Yes, those young Oilers just eliminated the team that represented the West in the 2016 Stanley Cup Final. Wow.
Ultimately, winning the breakaway battle in the second period indeed made the difference. Leon Draisaitl and Anton Slepyshev scored on their chances in the middle frame while Patrick Marleau could not; Slepyshev’s 2-0 goal ultimately became the series-clincher.
Now, that’s not to say that Marleau was a drag on San Jose. If this is it for one of the faces of the franchise, he had a great 2016-17, including generating the Sharks’ final goal of the postseason.
The Shark Tank was alive after Marleau reduced the Oilers’ lead to 2-1, and more than a few blood pressures rose – both in Edmonton and San Jose – after the Sharks got this close to tying things up.
With this result, the West is set. The St. Louis Blues will take on the Nashville Predators while the Oilers face the Anaheim Ducks.
As much as people try to put the training wheels on Connor McDavid & Co., the West is wide-open enough that it’s not so outrageous to imagine a big run for Edmonton.
Beating the Sharks is a pretty nice way of adding an exclamation point to that statement win. And hey … they beat the Sharks last time around, too.
Some playoff games or even series come down to something as stupidly simple as one team taking advantage of their opportunities while the other fails to capitalize on chances.
If Game 6 of the Oilers – Sharks series follows the story of the second period, then San Jose may join Saturday’s stream of eliminated teams.
It’s not fair to boil it down to three breakaways, but some might feel that way.
Leon Draisaitl looked like a gritty, strong veteran during his first career playoff goal, bulling his way to the net for 1-0 breakaway tally. About a minute later, Anton Slepyshev was even more alone against Martin Jones, and he scored his first postseason goal to make it 2-0.
That stings for the Sharks, and it doesn’t help that they had a similar chance not long after.
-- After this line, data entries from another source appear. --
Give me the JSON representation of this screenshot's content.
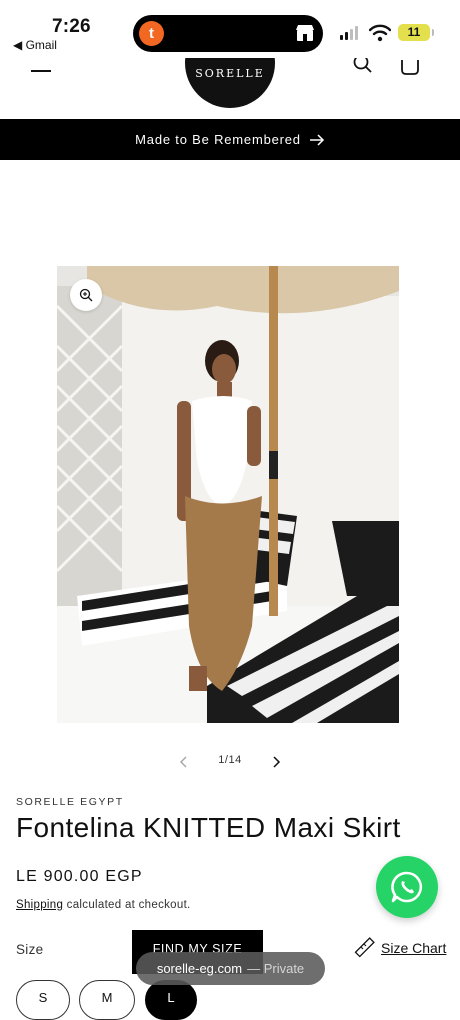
{
  "status_bar": {
    "time": "7:26",
    "back_app": "◀ Gmail",
    "island_app_letter": "t",
    "battery": "11"
  },
  "header": {
    "logo_text": "SORELLE",
    "icons": [
      "menu-icon",
      "search-icon",
      "cart-icon"
    ]
  },
  "announcement": {
    "text": "Made to Be Remembered"
  },
  "media": {
    "pagination": "1/14"
  },
  "product": {
    "vendor": "SORELLE EGYPT",
    "title": "Fontelina KNITTED Maxi Skirt",
    "price": "LE 900.00 EGP",
    "shipping_link": "Shipping",
    "shipping_text": " calculated at checkout."
  },
  "size": {
    "label": "Size",
    "find_my_size": "FIND MY SIZE",
    "size_chart": "Size Chart",
    "options": [
      "S",
      "M",
      "L"
    ],
    "selected": "L"
  },
  "browser": {
    "domain": "sorelle-eg.com",
    "mode": "— Private"
  },
  "colors": {
    "accent_black": "#000000",
    "whatsapp_green": "#25d366",
    "battery_yellow": "#e3df4d",
    "temu_orange": "#f26722"
  }
}
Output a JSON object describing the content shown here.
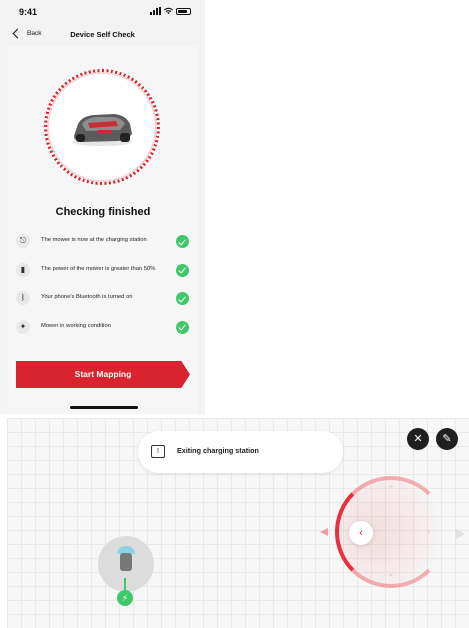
{
  "status_bar": {
    "time": "9:41"
  },
  "nav": {
    "back_label": "Back",
    "title": "Device Self Check"
  },
  "status": {
    "heading": "Checking finished"
  },
  "checks": [
    {
      "icon": "charging-station-icon",
      "text": "The mower is now at the charging station",
      "status": "ok"
    },
    {
      "icon": "battery-icon",
      "text": "The power of the mower is greater than 50%",
      "status": "ok"
    },
    {
      "icon": "bluetooth-icon",
      "text": "Your phone's Bluetooth is turned on",
      "status": "ok"
    },
    {
      "icon": "mower-condition-icon",
      "text": "Mower in working condition",
      "status": "ok"
    }
  ],
  "primary_button": {
    "label": "Start Mapping"
  },
  "map": {
    "toast": {
      "text": "Exiting charging station"
    },
    "buttons": {
      "close_icon": "close-icon",
      "edit_icon": "edit-icon"
    }
  },
  "colors": {
    "accent": "#d9232e",
    "success": "#3ec86a",
    "background": "#f3f3f3"
  }
}
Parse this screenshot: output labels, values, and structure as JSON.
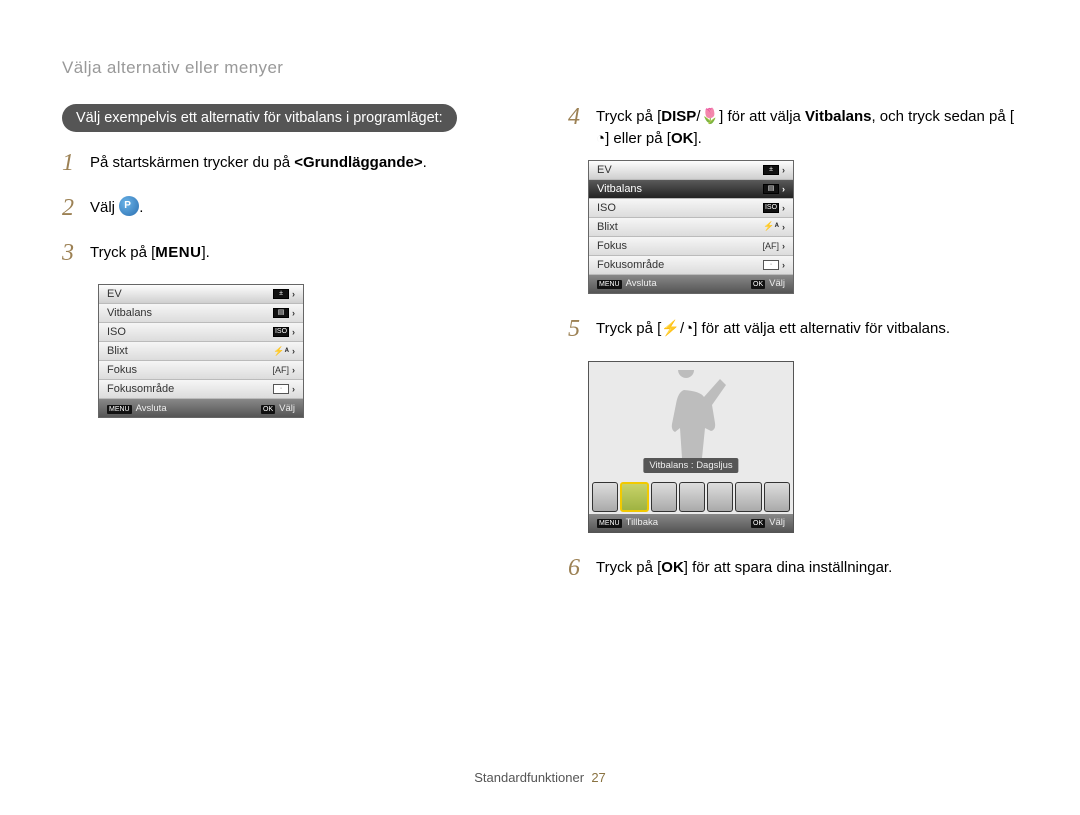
{
  "page_title": "Välja alternativ eller menyer",
  "pill_text": "Välj exempelvis ett alternativ för vitbalans i programläget:",
  "steps": {
    "s1_a": "På startskärmen trycker du på ",
    "s1_b": "<Grundläggande>",
    "s1_c": ".",
    "s2_a": "Välj ",
    "s3_a": "Tryck på [",
    "s3_b": "MENU",
    "s3_c": "].",
    "s4_a": "Tryck på [",
    "s4_b": "DISP",
    "s4_c": "/",
    "s4_d": "] för att välja ",
    "s4_e": "Vitbalans",
    "s4_f": ", och tryck sedan på [",
    "s4_g": "] eller på [",
    "s4_h": "OK",
    "s4_i": "].",
    "s5_a": "Tryck på [",
    "s5_b": "/",
    "s5_c": "] för att välja ett alternativ för vitbalans.",
    "s6_a": "Tryck på [",
    "s6_b": "OK",
    "s6_c": "] för att spara dina inställningar."
  },
  "menu_items": [
    "EV",
    "Vitbalans",
    "ISO",
    "Blixt",
    "Fokus",
    "Fokusområde"
  ],
  "menu_footer": {
    "left_btn": "MENU",
    "left_label": "Avsluta",
    "right_btn": "OK",
    "right_label": "Välj"
  },
  "wb": {
    "label": "Vitbalans : Dagsljus",
    "footer_left_btn": "MENU",
    "footer_left_label": "Tillbaka",
    "footer_right_btn": "OK",
    "footer_right_label": "Välj"
  },
  "footer": {
    "section": "Standardfunktioner",
    "page": "27"
  }
}
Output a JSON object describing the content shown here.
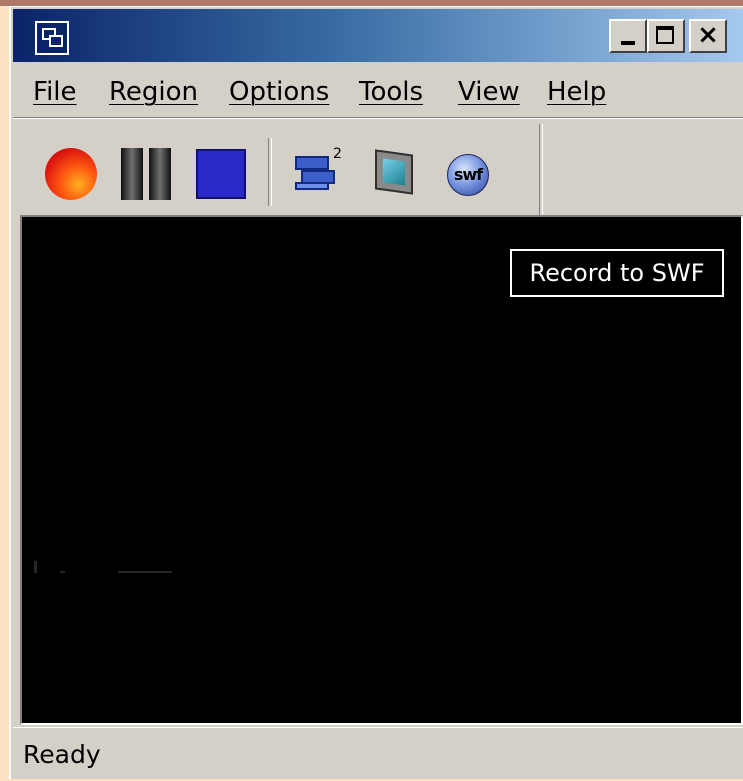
{
  "window": {
    "title": "",
    "controls": {
      "minimize": "minimize",
      "maximize": "maximize",
      "close": "×"
    }
  },
  "menu": {
    "items": [
      {
        "label": "File"
      },
      {
        "label": "Region"
      },
      {
        "label": "Options"
      },
      {
        "label": "Tools"
      },
      {
        "label": "View"
      },
      {
        "label": "Help"
      }
    ]
  },
  "toolbar": {
    "buttons": [
      {
        "icon": "record-icon",
        "color": "#e02010"
      },
      {
        "icon": "pause-icon",
        "color": "#303030"
      },
      {
        "icon": "stop-icon",
        "color": "#2a2ac8"
      },
      {
        "icon": "settings-windows-icon",
        "color": "#3b5ec8",
        "superscript": "2"
      },
      {
        "icon": "record-to-avi-icon",
        "color": "#1a8090"
      },
      {
        "icon": "record-to-swf-icon",
        "label": "swf",
        "color": "#6a8ad8"
      }
    ]
  },
  "viewport": {
    "background": "#000000",
    "tooltip": "Record to SWF"
  },
  "status": {
    "text": "Ready"
  }
}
This time around, Patrick Marleau couldn’t beat Cam Talbot, so it remained 2-0 for Edmonton.
That’s the same score as the game enters the third period, even with some dangerous late chances for the Sharks.
If the Sharks don’t score at least two goals in the third, their push to return to the Stanley Cup Final could end in the first round.